Task directions →
Report the lines of the material that carry the string "儲存設定".

Supplied material →
====================

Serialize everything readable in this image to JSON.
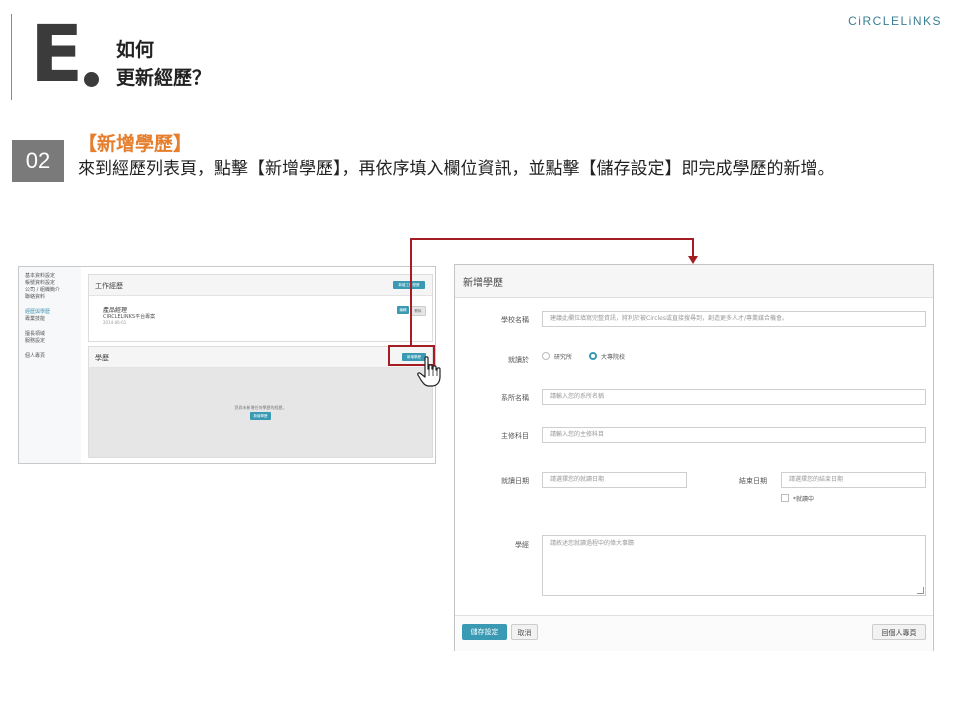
{
  "header": {
    "letter": "E",
    "title_line1": "如何",
    "title_line2": "更新經歷？",
    "brand": "CiRCLELiNKS"
  },
  "step": {
    "number": "02",
    "heading": "【新增學歷】",
    "description": "來到經歷列表頁，點擊【新增學歷】，再依序填入欄位資訊，並點擊【儲存設定】即完成學歷的新增。"
  },
  "left_screenshot": {
    "sidebar": [
      {
        "label": "基本資料設定",
        "active": false
      },
      {
        "label": "帳號資料設定",
        "active": false
      },
      {
        "label": "公司 / 組織簡介",
        "active": false
      },
      {
        "label": "聯絡資料",
        "active": false
      },
      {
        "label": "經歷與學歷",
        "active": true
      },
      {
        "label": "專業技能",
        "active": false
      },
      {
        "label": "擅長領域",
        "active": false
      },
      {
        "label": "服務設定",
        "active": false
      },
      {
        "label": "個人專頁",
        "active": false
      }
    ],
    "work_panel": {
      "title": "工作經歷",
      "add_button": "新增工作經歷",
      "entry_title": "產品經理",
      "entry_company": "CIRCLELINKS平台專案",
      "entry_date": "2014-06-01",
      "edit_button": "編輯",
      "delete_button": "刪除"
    },
    "edu_panel": {
      "title": "學歷",
      "add_button": "新增學歷",
      "empty_text": "您尚未新增任何學歷的經歷。",
      "empty_add_button": "新增學歷"
    }
  },
  "dialog": {
    "title": "新增學歷",
    "fields": {
      "school_label": "學校名稱",
      "school_placeholder": "建議此欄位填寫完整資訊，將利於被Circles或直接搜尋到，創造更多人才/專業媒合機會。",
      "level_label": "就讀於",
      "level_options": [
        "研究所",
        "大專院校"
      ],
      "level_selected": "大專院校",
      "dept_label": "系所名稱",
      "dept_placeholder": "請輸入您的系所名稱",
      "major_label": "主修科目",
      "major_placeholder": "請輸入您的主修科目",
      "start_label": "就讀日期",
      "start_placeholder": "請選擇您的就讀日期",
      "end_label": "結束日期",
      "end_placeholder": "請選擇您的結束日期",
      "studying_label": "*就讀中",
      "note_label": "學經",
      "note_placeholder": "請敘述您就讀過程中的偉大事蹟"
    },
    "footer": {
      "save": "儲存設定",
      "cancel": "取消",
      "profile": "回個人專頁"
    }
  },
  "colors": {
    "accent": "#3a9ab3",
    "highlight": "#a31d22",
    "step_heading": "#e57e2d"
  }
}
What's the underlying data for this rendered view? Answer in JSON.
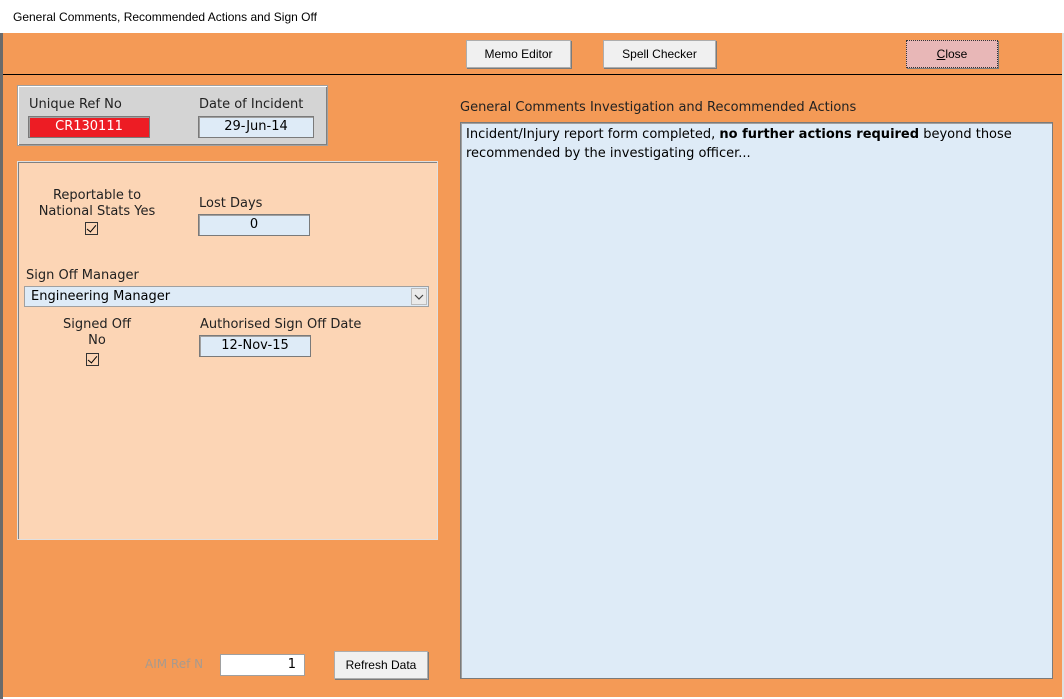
{
  "window": {
    "title": "General Comments, Recommended Actions and Sign Off"
  },
  "toolbar": {
    "memo_editor_label": "Memo Editor",
    "spell_checker_label": "Spell Checker",
    "close_label_prefix": "",
    "close_label_underlined": "C",
    "close_label_rest": "lose"
  },
  "header_panel": {
    "unique_ref_label": "Unique Ref No",
    "unique_ref_value": "CR130111",
    "date_of_incident_label": "Date of Incident",
    "date_of_incident_value": "29-Jun-14"
  },
  "details": {
    "reportable_label_line1": "Reportable to",
    "reportable_label_line2": "National Stats Yes",
    "reportable_checked": true,
    "lost_days_label": "Lost Days",
    "lost_days_value": "0",
    "sign_off_manager_label": "Sign Off Manager",
    "sign_off_manager_value": "Engineering Manager",
    "signed_off_label_line1": "Signed Off",
    "signed_off_label_line2": "No",
    "signed_off_checked": true,
    "authorised_date_label": "Authorised Sign Off Date",
    "authorised_date_value": "12-Nov-15"
  },
  "comments": {
    "label": "General Comments Investigation and Recommended Actions",
    "text_before_bold": "Incident/Injury report form completed, ",
    "text_bold": "no further actions required",
    "text_after_bold": " beyond those recommended by the investigating officer..."
  },
  "footer": {
    "aim_ref_label": "AIM Ref N",
    "aim_ref_value": "1",
    "refresh_label": "Refresh Data"
  },
  "colors": {
    "form_background": "#f49a56",
    "panel_background": "#fcd5b5",
    "field_background": "#deebf7",
    "ref_highlight": "#ed1c24",
    "close_button": "#e8b7b7"
  }
}
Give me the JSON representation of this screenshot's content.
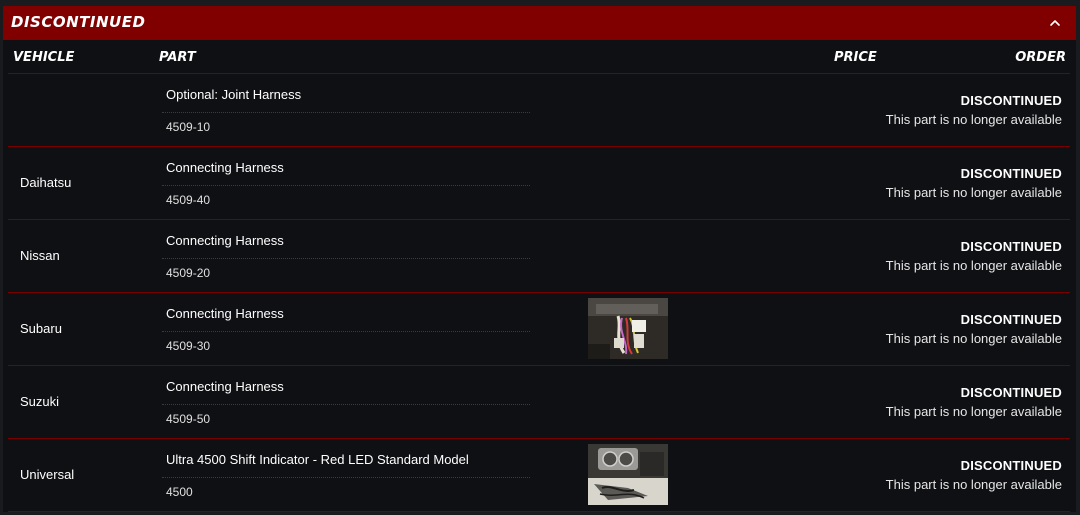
{
  "section": {
    "title": "DISCONTINUED",
    "collapse_icon": "chevron-up-icon"
  },
  "columns": {
    "vehicle": "VEHICLE",
    "part": "PART",
    "price": "PRICE",
    "order": "ORDER"
  },
  "colors": {
    "header_bg": "#800000",
    "panel_bg": "#0f1013",
    "divider": "#7a0000",
    "text": "#ffffff"
  },
  "rows": [
    {
      "vehicle": "",
      "part_name": "Optional: Joint Harness",
      "part_number": "4509-10",
      "has_image": false,
      "order_status": "DISCONTINUED",
      "order_note": "This part is no longer available"
    },
    {
      "vehicle": "Daihatsu",
      "part_name": "Connecting Harness",
      "part_number": "4509-40",
      "has_image": false,
      "order_status": "DISCONTINUED",
      "order_note": "This part is no longer available"
    },
    {
      "vehicle": "Nissan",
      "part_name": "Connecting Harness",
      "part_number": "4509-20",
      "has_image": false,
      "order_status": "DISCONTINUED",
      "order_note": "This part is no longer available"
    },
    {
      "vehicle": "Subaru",
      "part_name": "Connecting Harness",
      "part_number": "4509-30",
      "has_image": true,
      "order_status": "DISCONTINUED",
      "order_note": "This part is no longer available"
    },
    {
      "vehicle": "Suzuki",
      "part_name": "Connecting Harness",
      "part_number": "4509-50",
      "has_image": false,
      "order_status": "DISCONTINUED",
      "order_note": "This part is no longer available"
    },
    {
      "vehicle": "Universal",
      "part_name": "Ultra 4500 Shift Indicator - Red LED Standard Model",
      "part_number": "4500",
      "has_image": true,
      "order_status": "DISCONTINUED",
      "order_note": "This part is no longer available"
    }
  ]
}
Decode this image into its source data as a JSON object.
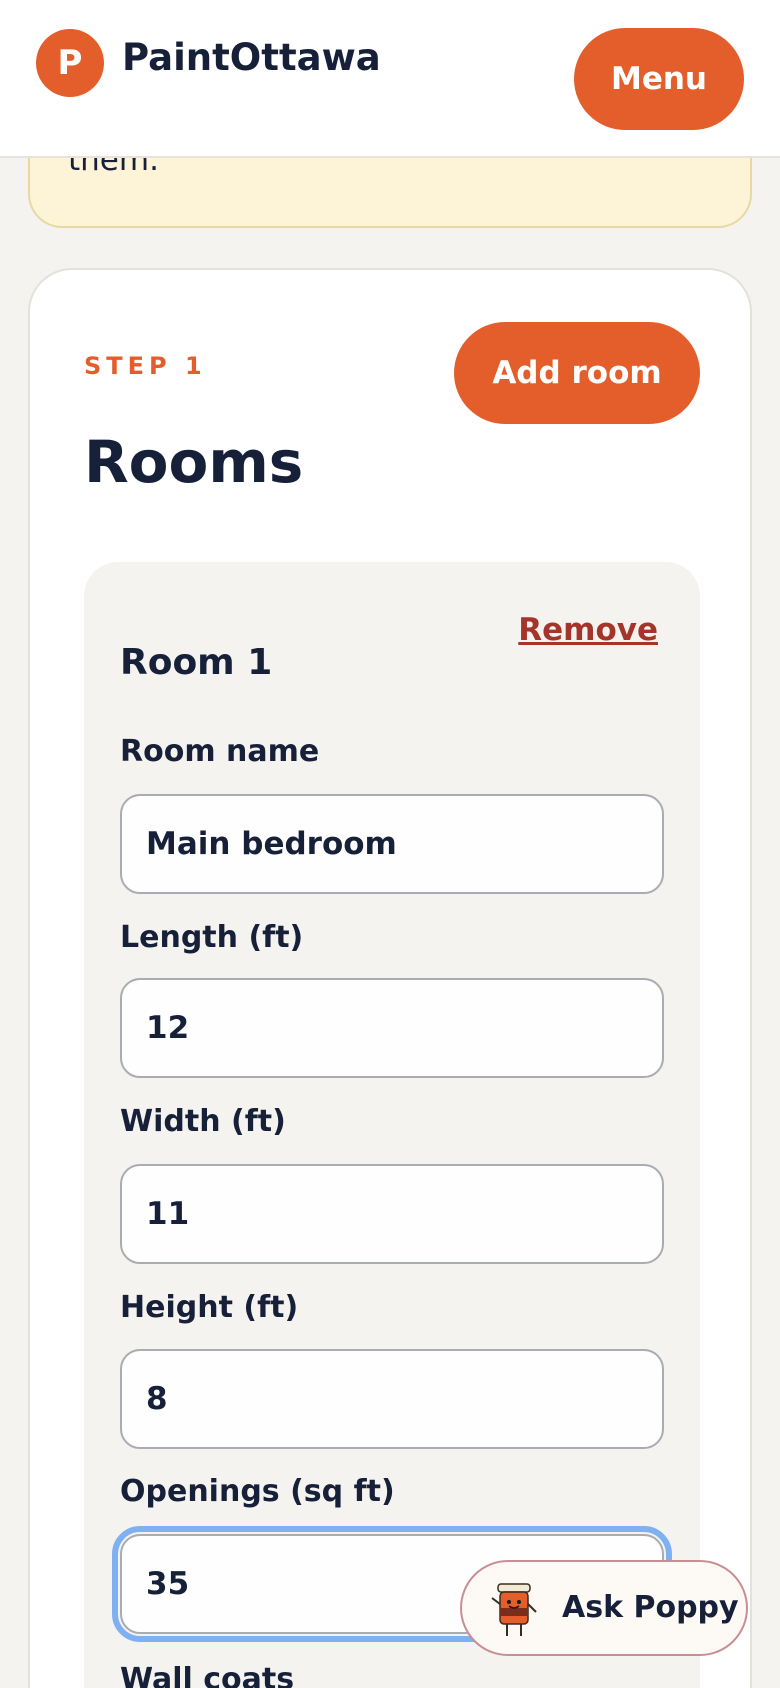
{
  "header": {
    "logo_letter": "P",
    "brand": "PaintOttawa",
    "menu_label": "Menu"
  },
  "notice": {
    "text_fragment": "them."
  },
  "rooms_card": {
    "step": "STEP 1",
    "title": "Rooms",
    "add_room_label": "Add room",
    "room": {
      "title": "Room 1",
      "remove_label": "Remove",
      "fields": [
        {
          "label": "Room name",
          "value": "Main bedroom"
        },
        {
          "label": "Length (ft)",
          "value": "12"
        },
        {
          "label": "Width (ft)",
          "value": "11"
        },
        {
          "label": "Height (ft)",
          "value": "8"
        },
        {
          "label": "Openings (sq ft)",
          "value": "35"
        }
      ],
      "next_label": "Wall coats"
    }
  },
  "assistant": {
    "label": "Ask Poppy",
    "icon": "paint-can-mascot-icon"
  },
  "colors": {
    "accent": "#e45e2b",
    "danger": "#a5342a",
    "focus": "#7fb0f2"
  }
}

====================

Output of the task →
    "description": "來到經歷列表頁，點擊【新增學歷】，再依序填入欄位資訊，並點擊【儲存設定】即完成學歷的新增。"
      "save": "儲存設定",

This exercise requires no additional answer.